A Chilliwack family is desperate to find their missing nine-week old puppy.
Kim Demeter said her boys were heartbroken when their yellow-lab puppy named Zoey was snatched from their McNaught Avenue yard last Tuesday.
“We are just devastated,” she told The Progress.
The family is sharing their stolen puppy story in the hopes that someone saw something suspicious that morning that may help them find her.
They believe their older black lab, Abby, had been secured in the backyard by the dog-napper and thrown some raw meat as distraction. The Demeters found some mysterious chunks that the big dog couldn’t finish, making it clear the puppy-theft was premeditated, rather than simply a crime of opportunity.
“A neighbour told us she saw both dogs running loose on the front lawn at about 9 a.m. But I came home to find Abby behind the gate. I couldn’t find the puppy anywhere,” said Demeter.
Chilliwack SPCA manager Ivanna Ferris said the phenomenon of dog-napping isn’t all that common.
“In my experience, certainly cute puppies and small breed dogs can be targeted if left unattended in a yard. So it’s definitely something to watch out for, but it’s not that common.”
A large wagon sits out front of the Demeter home on McNaught near Yale Road. The neighbour said she didn’t know what to do so she’d tried to put Zoey in the decorative wagon for safekeeping.
When they came home, the family found what looked like raw meat mounded into some pea gravel in the backyard, where the older dog had been sick, so they know something untoward, possibly criminal happened while they were away.

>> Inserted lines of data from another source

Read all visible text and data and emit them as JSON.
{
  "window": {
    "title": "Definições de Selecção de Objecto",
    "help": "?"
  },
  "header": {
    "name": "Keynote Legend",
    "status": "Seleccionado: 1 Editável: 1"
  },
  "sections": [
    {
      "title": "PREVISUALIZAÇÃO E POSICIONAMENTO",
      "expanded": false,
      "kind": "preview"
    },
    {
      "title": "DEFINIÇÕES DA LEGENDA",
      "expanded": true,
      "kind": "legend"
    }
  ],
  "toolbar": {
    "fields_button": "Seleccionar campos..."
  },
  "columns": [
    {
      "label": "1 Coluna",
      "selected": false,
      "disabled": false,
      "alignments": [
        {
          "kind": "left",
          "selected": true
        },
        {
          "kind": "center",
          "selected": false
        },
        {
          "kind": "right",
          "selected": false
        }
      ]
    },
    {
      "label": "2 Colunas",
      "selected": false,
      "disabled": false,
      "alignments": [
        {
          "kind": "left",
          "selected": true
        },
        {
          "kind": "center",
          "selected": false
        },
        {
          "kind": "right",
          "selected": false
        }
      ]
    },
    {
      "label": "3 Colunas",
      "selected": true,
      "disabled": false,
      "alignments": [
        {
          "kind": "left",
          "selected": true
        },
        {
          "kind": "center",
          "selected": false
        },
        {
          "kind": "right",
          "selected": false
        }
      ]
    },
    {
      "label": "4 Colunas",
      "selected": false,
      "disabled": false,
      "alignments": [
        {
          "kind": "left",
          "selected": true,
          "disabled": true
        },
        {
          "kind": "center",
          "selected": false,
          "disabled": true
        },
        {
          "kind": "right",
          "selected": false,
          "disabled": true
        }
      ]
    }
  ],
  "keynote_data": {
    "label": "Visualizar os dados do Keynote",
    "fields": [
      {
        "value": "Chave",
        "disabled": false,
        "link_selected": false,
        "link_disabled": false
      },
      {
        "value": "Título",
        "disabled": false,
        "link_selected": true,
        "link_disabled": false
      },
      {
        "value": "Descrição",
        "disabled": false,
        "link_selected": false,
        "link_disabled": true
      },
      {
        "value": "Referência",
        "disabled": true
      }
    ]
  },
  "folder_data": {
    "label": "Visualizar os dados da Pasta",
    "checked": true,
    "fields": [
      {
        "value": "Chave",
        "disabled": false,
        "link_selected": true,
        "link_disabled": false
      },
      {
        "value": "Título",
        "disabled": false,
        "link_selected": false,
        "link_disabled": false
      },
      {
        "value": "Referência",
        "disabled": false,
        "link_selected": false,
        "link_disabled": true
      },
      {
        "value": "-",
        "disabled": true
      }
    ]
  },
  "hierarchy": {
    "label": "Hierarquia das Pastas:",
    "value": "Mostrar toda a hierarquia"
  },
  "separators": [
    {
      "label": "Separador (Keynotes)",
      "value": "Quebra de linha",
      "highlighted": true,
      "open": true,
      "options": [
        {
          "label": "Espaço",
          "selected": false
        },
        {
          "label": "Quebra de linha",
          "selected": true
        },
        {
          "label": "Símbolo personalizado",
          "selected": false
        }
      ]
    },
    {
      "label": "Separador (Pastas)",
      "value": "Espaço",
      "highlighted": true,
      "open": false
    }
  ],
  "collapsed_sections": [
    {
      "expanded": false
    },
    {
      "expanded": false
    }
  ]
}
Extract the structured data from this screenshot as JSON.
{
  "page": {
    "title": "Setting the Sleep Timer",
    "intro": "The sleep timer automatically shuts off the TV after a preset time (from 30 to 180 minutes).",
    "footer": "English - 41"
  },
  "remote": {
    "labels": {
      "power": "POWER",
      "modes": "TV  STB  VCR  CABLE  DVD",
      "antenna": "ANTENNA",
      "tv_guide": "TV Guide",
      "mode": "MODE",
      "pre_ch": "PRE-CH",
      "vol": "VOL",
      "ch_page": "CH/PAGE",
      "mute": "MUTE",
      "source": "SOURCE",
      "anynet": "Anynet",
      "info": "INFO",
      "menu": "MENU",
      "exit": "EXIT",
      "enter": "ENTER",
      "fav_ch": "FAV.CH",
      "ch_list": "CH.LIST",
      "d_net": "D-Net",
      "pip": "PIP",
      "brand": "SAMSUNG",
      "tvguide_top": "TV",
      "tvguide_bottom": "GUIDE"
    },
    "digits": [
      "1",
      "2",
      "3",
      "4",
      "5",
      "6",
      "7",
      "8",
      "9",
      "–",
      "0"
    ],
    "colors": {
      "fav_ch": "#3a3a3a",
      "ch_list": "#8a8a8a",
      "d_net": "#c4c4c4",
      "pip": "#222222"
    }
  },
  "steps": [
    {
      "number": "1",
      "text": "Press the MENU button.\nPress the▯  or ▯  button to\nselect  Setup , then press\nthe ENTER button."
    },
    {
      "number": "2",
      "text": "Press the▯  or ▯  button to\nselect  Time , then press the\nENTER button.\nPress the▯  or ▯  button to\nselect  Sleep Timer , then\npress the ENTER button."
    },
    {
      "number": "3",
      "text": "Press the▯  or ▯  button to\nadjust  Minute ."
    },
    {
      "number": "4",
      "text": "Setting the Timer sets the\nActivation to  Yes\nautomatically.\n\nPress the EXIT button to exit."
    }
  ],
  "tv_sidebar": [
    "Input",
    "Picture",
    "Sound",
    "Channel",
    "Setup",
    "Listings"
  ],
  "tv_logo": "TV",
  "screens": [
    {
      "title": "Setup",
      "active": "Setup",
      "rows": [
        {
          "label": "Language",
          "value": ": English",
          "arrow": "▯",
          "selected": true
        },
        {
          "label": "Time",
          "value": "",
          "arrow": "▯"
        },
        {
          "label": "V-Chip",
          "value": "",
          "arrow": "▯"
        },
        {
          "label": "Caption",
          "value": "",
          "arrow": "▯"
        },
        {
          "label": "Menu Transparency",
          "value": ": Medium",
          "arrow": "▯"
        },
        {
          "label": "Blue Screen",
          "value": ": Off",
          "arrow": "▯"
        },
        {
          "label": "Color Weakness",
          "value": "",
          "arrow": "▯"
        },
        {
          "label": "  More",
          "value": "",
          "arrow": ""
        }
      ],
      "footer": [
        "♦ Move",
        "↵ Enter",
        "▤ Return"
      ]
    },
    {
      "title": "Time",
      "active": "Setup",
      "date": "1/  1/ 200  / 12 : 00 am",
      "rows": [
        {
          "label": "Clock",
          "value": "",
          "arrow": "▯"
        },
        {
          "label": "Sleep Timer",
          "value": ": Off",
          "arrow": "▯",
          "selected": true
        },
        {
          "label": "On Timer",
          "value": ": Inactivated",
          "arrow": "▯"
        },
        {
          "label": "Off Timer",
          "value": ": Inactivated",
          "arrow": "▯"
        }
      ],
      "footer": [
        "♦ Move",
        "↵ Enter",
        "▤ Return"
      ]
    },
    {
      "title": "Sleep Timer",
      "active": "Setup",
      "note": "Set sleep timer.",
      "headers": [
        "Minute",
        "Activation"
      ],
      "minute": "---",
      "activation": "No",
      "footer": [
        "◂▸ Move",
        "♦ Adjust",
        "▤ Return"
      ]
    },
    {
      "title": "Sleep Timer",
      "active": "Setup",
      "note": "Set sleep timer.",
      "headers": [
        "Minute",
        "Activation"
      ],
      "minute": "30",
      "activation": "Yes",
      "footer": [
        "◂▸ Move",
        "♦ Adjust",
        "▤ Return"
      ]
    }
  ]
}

“Abby, the big dog, is very protective and would have been barking like crazy.”
The pure-bred puppy was nowhere to be found, no matter how hard they looked. They called police and animal control and made reports, to no avail.
“I don’t understand how someone could do this,” she says. “We only had her for five days.”
Police said it was likely to have been someone in the area.
“Maybe someone suddenly has a new puppy that looks like Zoey.”
Now the kids are begging whoever it was to just bring the dog back, no questions asked.
Conner, 12, says it is heartbreaking to lose the dog this way.
“It made me feel so sad and angry.”
He knocked on doors, and looked for her for hours following the incident.
“I started texting everyone and we put up some ‘lost’ posters. It’s just not fun anymore.”
Conner and his brothers had saved up all their allowance and money from mowing lawns, and doing chores, to buy the female yellow-lab puppy.
It cost them $600 to add another dog to the family unit, but it was worth it to be able to play with fun-loving and affectionate Zoey everyday. Now they can’t afford another one and have bonded with the puppy.
They’re hoping someone might have seen something suspicious that day, Tuesday, April 23, and that they will call police or CrimeStoppers to report it.
“Anyone who was thinking right would bring this dog back,” she says.
SPCA manager Ferris recommends that dog owners make sure they can identify their lost dog down the line, by providing as much identification as possible, from an implanted microchip, to a distinctive collar as well as photographs of the animal. So if something happens, they’re ready.
“We’ve had cases where the animal shows up much later in another region. It’s more with toy breeds, though, and they’re stolen because they are cute. But then the dog napper realizes there are other issues, like house training or behavioural issues.”
Anyone with information can call RCMP at 604-792-4611 or Crime Stoppers or the Demeter family at 604-793-0855.